ABOUT THIS EXERCISE. Pull each line holding the word "JSON" from the data.

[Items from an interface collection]
= = =
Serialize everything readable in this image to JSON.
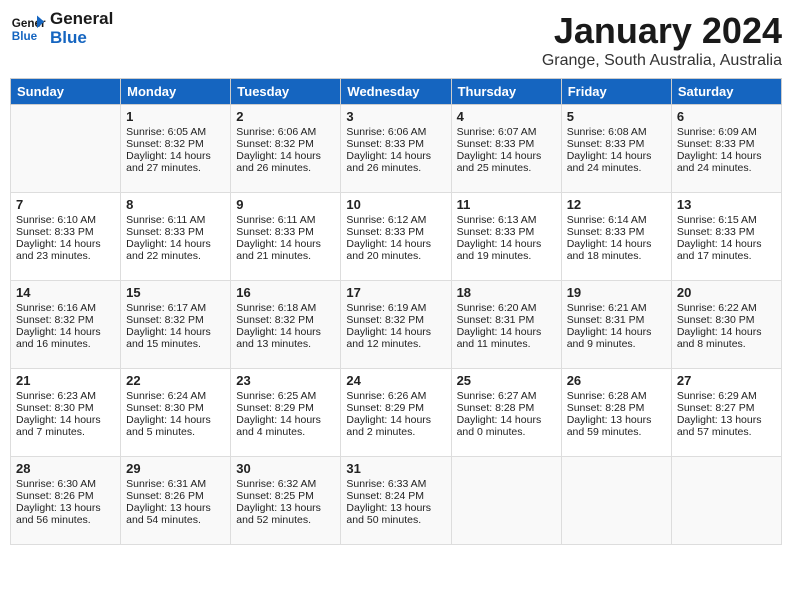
{
  "header": {
    "logo_line1": "General",
    "logo_line2": "Blue",
    "month_year": "January 2024",
    "location": "Grange, South Australia, Australia"
  },
  "days_of_week": [
    "Sunday",
    "Monday",
    "Tuesday",
    "Wednesday",
    "Thursday",
    "Friday",
    "Saturday"
  ],
  "weeks": [
    [
      {
        "day": "",
        "sunrise": "",
        "sunset": "",
        "daylight": ""
      },
      {
        "day": "1",
        "sunrise": "Sunrise: 6:05 AM",
        "sunset": "Sunset: 8:32 PM",
        "daylight": "Daylight: 14 hours and 27 minutes."
      },
      {
        "day": "2",
        "sunrise": "Sunrise: 6:06 AM",
        "sunset": "Sunset: 8:32 PM",
        "daylight": "Daylight: 14 hours and 26 minutes."
      },
      {
        "day": "3",
        "sunrise": "Sunrise: 6:06 AM",
        "sunset": "Sunset: 8:33 PM",
        "daylight": "Daylight: 14 hours and 26 minutes."
      },
      {
        "day": "4",
        "sunrise": "Sunrise: 6:07 AM",
        "sunset": "Sunset: 8:33 PM",
        "daylight": "Daylight: 14 hours and 25 minutes."
      },
      {
        "day": "5",
        "sunrise": "Sunrise: 6:08 AM",
        "sunset": "Sunset: 8:33 PM",
        "daylight": "Daylight: 14 hours and 24 minutes."
      },
      {
        "day": "6",
        "sunrise": "Sunrise: 6:09 AM",
        "sunset": "Sunset: 8:33 PM",
        "daylight": "Daylight: 14 hours and 24 minutes."
      }
    ],
    [
      {
        "day": "7",
        "sunrise": "Sunrise: 6:10 AM",
        "sunset": "Sunset: 8:33 PM",
        "daylight": "Daylight: 14 hours and 23 minutes."
      },
      {
        "day": "8",
        "sunrise": "Sunrise: 6:11 AM",
        "sunset": "Sunset: 8:33 PM",
        "daylight": "Daylight: 14 hours and 22 minutes."
      },
      {
        "day": "9",
        "sunrise": "Sunrise: 6:11 AM",
        "sunset": "Sunset: 8:33 PM",
        "daylight": "Daylight: 14 hours and 21 minutes."
      },
      {
        "day": "10",
        "sunrise": "Sunrise: 6:12 AM",
        "sunset": "Sunset: 8:33 PM",
        "daylight": "Daylight: 14 hours and 20 minutes."
      },
      {
        "day": "11",
        "sunrise": "Sunrise: 6:13 AM",
        "sunset": "Sunset: 8:33 PM",
        "daylight": "Daylight: 14 hours and 19 minutes."
      },
      {
        "day": "12",
        "sunrise": "Sunrise: 6:14 AM",
        "sunset": "Sunset: 8:33 PM",
        "daylight": "Daylight: 14 hours and 18 minutes."
      },
      {
        "day": "13",
        "sunrise": "Sunrise: 6:15 AM",
        "sunset": "Sunset: 8:33 PM",
        "daylight": "Daylight: 14 hours and 17 minutes."
      }
    ],
    [
      {
        "day": "14",
        "sunrise": "Sunrise: 6:16 AM",
        "sunset": "Sunset: 8:32 PM",
        "daylight": "Daylight: 14 hours and 16 minutes."
      },
      {
        "day": "15",
        "sunrise": "Sunrise: 6:17 AM",
        "sunset": "Sunset: 8:32 PM",
        "daylight": "Daylight: 14 hours and 15 minutes."
      },
      {
        "day": "16",
        "sunrise": "Sunrise: 6:18 AM",
        "sunset": "Sunset: 8:32 PM",
        "daylight": "Daylight: 14 hours and 13 minutes."
      },
      {
        "day": "17",
        "sunrise": "Sunrise: 6:19 AM",
        "sunset": "Sunset: 8:32 PM",
        "daylight": "Daylight: 14 hours and 12 minutes."
      },
      {
        "day": "18",
        "sunrise": "Sunrise: 6:20 AM",
        "sunset": "Sunset: 8:31 PM",
        "daylight": "Daylight: 14 hours and 11 minutes."
      },
      {
        "day": "19",
        "sunrise": "Sunrise: 6:21 AM",
        "sunset": "Sunset: 8:31 PM",
        "daylight": "Daylight: 14 hours and 9 minutes."
      },
      {
        "day": "20",
        "sunrise": "Sunrise: 6:22 AM",
        "sunset": "Sunset: 8:30 PM",
        "daylight": "Daylight: 14 hours and 8 minutes."
      }
    ],
    [
      {
        "day": "21",
        "sunrise": "Sunrise: 6:23 AM",
        "sunset": "Sunset: 8:30 PM",
        "daylight": "Daylight: 14 hours and 7 minutes."
      },
      {
        "day": "22",
        "sunrise": "Sunrise: 6:24 AM",
        "sunset": "Sunset: 8:30 PM",
        "daylight": "Daylight: 14 hours and 5 minutes."
      },
      {
        "day": "23",
        "sunrise": "Sunrise: 6:25 AM",
        "sunset": "Sunset: 8:29 PM",
        "daylight": "Daylight: 14 hours and 4 minutes."
      },
      {
        "day": "24",
        "sunrise": "Sunrise: 6:26 AM",
        "sunset": "Sunset: 8:29 PM",
        "daylight": "Daylight: 14 hours and 2 minutes."
      },
      {
        "day": "25",
        "sunrise": "Sunrise: 6:27 AM",
        "sunset": "Sunset: 8:28 PM",
        "daylight": "Daylight: 14 hours and 0 minutes."
      },
      {
        "day": "26",
        "sunrise": "Sunrise: 6:28 AM",
        "sunset": "Sunset: 8:28 PM",
        "daylight": "Daylight: 13 hours and 59 minutes."
      },
      {
        "day": "27",
        "sunrise": "Sunrise: 6:29 AM",
        "sunset": "Sunset: 8:27 PM",
        "daylight": "Daylight: 13 hours and 57 minutes."
      }
    ],
    [
      {
        "day": "28",
        "sunrise": "Sunrise: 6:30 AM",
        "sunset": "Sunset: 8:26 PM",
        "daylight": "Daylight: 13 hours and 56 minutes."
      },
      {
        "day": "29",
        "sunrise": "Sunrise: 6:31 AM",
        "sunset": "Sunset: 8:26 PM",
        "daylight": "Daylight: 13 hours and 54 minutes."
      },
      {
        "day": "30",
        "sunrise": "Sunrise: 6:32 AM",
        "sunset": "Sunset: 8:25 PM",
        "daylight": "Daylight: 13 hours and 52 minutes."
      },
      {
        "day": "31",
        "sunrise": "Sunrise: 6:33 AM",
        "sunset": "Sunset: 8:24 PM",
        "daylight": "Daylight: 13 hours and 50 minutes."
      },
      {
        "day": "",
        "sunrise": "",
        "sunset": "",
        "daylight": ""
      },
      {
        "day": "",
        "sunrise": "",
        "sunset": "",
        "daylight": ""
      },
      {
        "day": "",
        "sunrise": "",
        "sunset": "",
        "daylight": ""
      }
    ]
  ]
}
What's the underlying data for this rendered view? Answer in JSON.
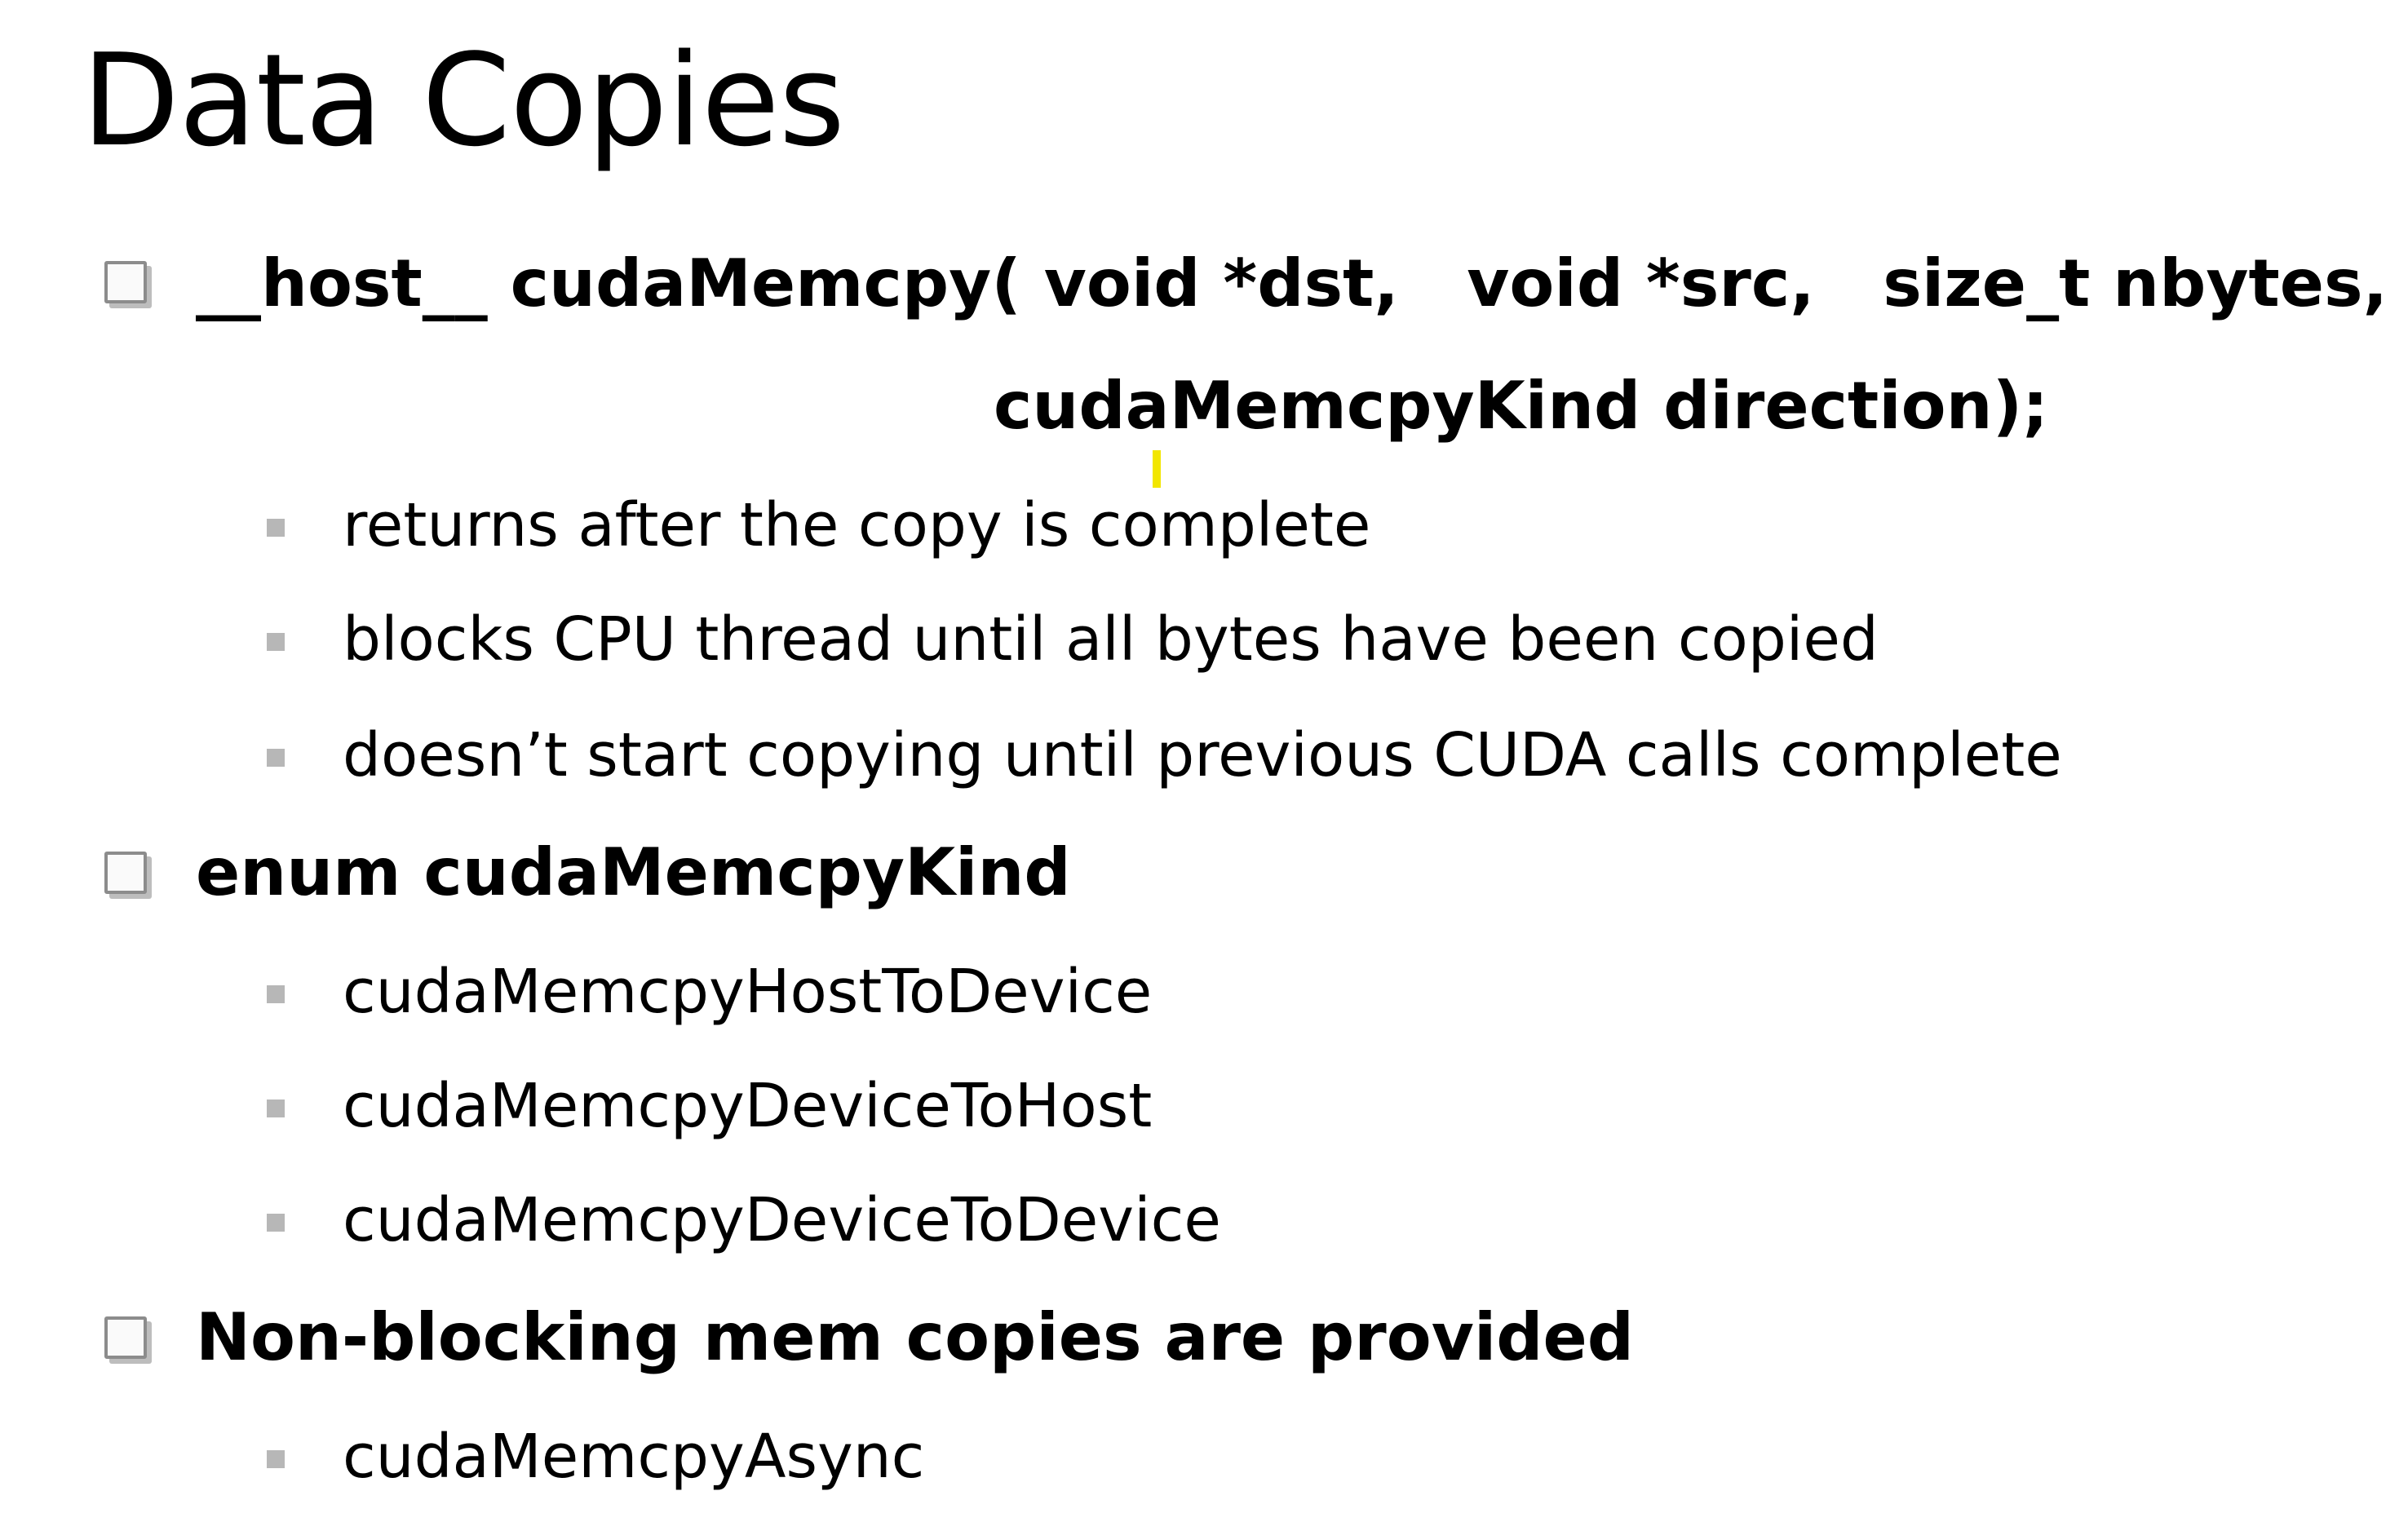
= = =
EXERCISE ANSWER.
Serialize everything readable in this image to JSON.
What's the underlying data for this rendered view? Answer in JSON.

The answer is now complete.